Top of The records

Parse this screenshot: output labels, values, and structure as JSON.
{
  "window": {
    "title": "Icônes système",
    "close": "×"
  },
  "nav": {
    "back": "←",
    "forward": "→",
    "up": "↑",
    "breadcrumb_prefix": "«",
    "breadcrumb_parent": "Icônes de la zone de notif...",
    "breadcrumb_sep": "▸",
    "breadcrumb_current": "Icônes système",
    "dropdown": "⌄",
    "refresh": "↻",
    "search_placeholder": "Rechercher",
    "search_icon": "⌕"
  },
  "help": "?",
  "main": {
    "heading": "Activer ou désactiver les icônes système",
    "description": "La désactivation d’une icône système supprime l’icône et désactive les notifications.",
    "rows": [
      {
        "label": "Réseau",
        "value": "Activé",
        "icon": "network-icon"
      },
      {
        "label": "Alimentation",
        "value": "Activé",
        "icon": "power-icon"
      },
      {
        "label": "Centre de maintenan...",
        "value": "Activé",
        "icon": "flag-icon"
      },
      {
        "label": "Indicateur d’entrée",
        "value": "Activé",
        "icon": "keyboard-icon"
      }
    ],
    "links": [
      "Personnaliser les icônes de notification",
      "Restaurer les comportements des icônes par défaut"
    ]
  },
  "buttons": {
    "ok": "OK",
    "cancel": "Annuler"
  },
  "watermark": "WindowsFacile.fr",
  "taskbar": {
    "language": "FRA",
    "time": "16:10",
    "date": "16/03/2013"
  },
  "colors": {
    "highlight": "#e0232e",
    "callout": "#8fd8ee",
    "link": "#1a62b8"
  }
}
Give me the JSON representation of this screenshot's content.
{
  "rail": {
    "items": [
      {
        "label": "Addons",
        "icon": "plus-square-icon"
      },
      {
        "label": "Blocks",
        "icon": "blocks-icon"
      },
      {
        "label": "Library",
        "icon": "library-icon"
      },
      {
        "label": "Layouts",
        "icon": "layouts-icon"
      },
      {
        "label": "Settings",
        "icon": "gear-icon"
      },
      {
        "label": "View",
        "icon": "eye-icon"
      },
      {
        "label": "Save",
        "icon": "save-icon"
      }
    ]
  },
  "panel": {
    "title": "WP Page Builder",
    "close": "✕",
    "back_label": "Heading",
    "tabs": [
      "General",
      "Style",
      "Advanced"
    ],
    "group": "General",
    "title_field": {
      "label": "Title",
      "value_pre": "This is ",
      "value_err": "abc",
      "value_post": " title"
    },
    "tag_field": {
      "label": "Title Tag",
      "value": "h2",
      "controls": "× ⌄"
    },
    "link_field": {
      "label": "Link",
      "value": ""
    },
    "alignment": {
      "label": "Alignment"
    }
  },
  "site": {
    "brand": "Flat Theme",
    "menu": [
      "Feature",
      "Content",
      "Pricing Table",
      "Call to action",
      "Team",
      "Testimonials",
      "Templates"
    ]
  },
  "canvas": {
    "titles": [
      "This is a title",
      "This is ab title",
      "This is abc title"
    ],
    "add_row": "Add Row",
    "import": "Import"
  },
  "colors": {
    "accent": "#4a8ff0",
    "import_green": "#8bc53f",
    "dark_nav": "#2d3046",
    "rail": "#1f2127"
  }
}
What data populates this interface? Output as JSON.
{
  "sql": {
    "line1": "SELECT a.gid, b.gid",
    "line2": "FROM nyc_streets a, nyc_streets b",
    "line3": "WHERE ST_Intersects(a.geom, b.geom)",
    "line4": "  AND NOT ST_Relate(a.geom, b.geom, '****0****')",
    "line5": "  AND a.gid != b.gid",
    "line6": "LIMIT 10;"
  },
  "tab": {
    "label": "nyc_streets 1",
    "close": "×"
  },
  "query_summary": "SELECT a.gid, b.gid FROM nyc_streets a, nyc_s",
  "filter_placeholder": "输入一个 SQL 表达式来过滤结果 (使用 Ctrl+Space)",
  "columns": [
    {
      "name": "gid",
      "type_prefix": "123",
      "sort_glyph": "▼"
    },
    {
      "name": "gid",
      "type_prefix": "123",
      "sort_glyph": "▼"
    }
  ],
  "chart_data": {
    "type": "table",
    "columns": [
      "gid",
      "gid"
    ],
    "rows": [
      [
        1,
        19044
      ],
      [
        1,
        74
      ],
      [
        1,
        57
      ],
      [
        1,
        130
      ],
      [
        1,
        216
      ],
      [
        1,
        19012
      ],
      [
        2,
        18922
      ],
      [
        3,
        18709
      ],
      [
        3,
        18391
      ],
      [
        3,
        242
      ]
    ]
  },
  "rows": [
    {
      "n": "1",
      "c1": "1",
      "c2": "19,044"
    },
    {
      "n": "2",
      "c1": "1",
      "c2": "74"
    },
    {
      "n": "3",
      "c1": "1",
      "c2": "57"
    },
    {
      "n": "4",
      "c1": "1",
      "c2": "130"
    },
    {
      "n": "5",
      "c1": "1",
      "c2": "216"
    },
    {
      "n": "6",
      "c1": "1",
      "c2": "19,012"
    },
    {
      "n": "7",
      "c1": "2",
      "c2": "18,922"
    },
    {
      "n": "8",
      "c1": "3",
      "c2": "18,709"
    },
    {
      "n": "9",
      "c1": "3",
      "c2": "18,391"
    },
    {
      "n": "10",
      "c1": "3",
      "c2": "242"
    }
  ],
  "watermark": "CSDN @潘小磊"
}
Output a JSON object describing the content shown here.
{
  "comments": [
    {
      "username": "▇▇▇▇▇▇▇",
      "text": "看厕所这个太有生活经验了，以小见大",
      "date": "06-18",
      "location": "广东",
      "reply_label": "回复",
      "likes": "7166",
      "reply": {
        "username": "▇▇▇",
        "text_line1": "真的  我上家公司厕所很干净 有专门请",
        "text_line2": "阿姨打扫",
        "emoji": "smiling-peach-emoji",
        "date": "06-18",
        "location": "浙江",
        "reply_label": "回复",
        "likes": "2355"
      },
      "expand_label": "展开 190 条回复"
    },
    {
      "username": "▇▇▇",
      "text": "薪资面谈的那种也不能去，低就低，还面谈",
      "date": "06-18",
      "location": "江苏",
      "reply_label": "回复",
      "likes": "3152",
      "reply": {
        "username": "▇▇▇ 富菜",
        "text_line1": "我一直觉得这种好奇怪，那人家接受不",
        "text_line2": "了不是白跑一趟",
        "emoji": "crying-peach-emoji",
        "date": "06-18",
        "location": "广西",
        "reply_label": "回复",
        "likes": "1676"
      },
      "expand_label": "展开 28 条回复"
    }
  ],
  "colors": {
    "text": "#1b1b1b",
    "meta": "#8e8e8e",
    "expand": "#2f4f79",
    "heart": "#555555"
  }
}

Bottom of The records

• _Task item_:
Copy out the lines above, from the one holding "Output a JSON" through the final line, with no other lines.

• _Exercise result_:
Output a JSON object describing the content shown here.
{
  "comments": [
    {
      "username": "▇▇▇▇▇▇▇",
      "text": "看厕所这个太有生活经验了，以小见大",
      "date": "06-18",
      "location": "广东",
      "reply_label": "回复",
      "likes": "7166",
      "reply": {
        "username": "▇▇▇",
        "text_line1": "真的  我上家公司厕所很干净 有专门请",
        "text_line2": "阿姨打扫",
        "emoji": "smiling-peach-emoji",
        "date": "06-18",
        "location": "浙江",
        "reply_label": "回复",
        "likes": "2355"
      },
      "expand_label": "展开 190 条回复"
    },
    {
      "username": "▇▇▇",
      "text": "薪资面谈的那种也不能去，低就低，还面谈",
      "date": "06-18",
      "location": "江苏",
      "reply_label": "回复",
      "likes": "3152",
      "reply": {
        "username": "▇▇▇ 富菜",
        "text_line1": "我一直觉得这种好奇怪，那人家接受不",
        "text_line2": "了不是白跑一趟",
        "emoji": "crying-peach-emoji",
        "date": "06-18",
        "location": "广西",
        "reply_label": "回复",
        "likes": "1676"
      },
      "expand_label": "展开 28 条回复"
    }
  ],
  "colors": {
    "text": "#1b1b1b",
    "meta": "#8e8e8e",
    "expand": "#2f4f79",
    "heart": "#555555"
  }
}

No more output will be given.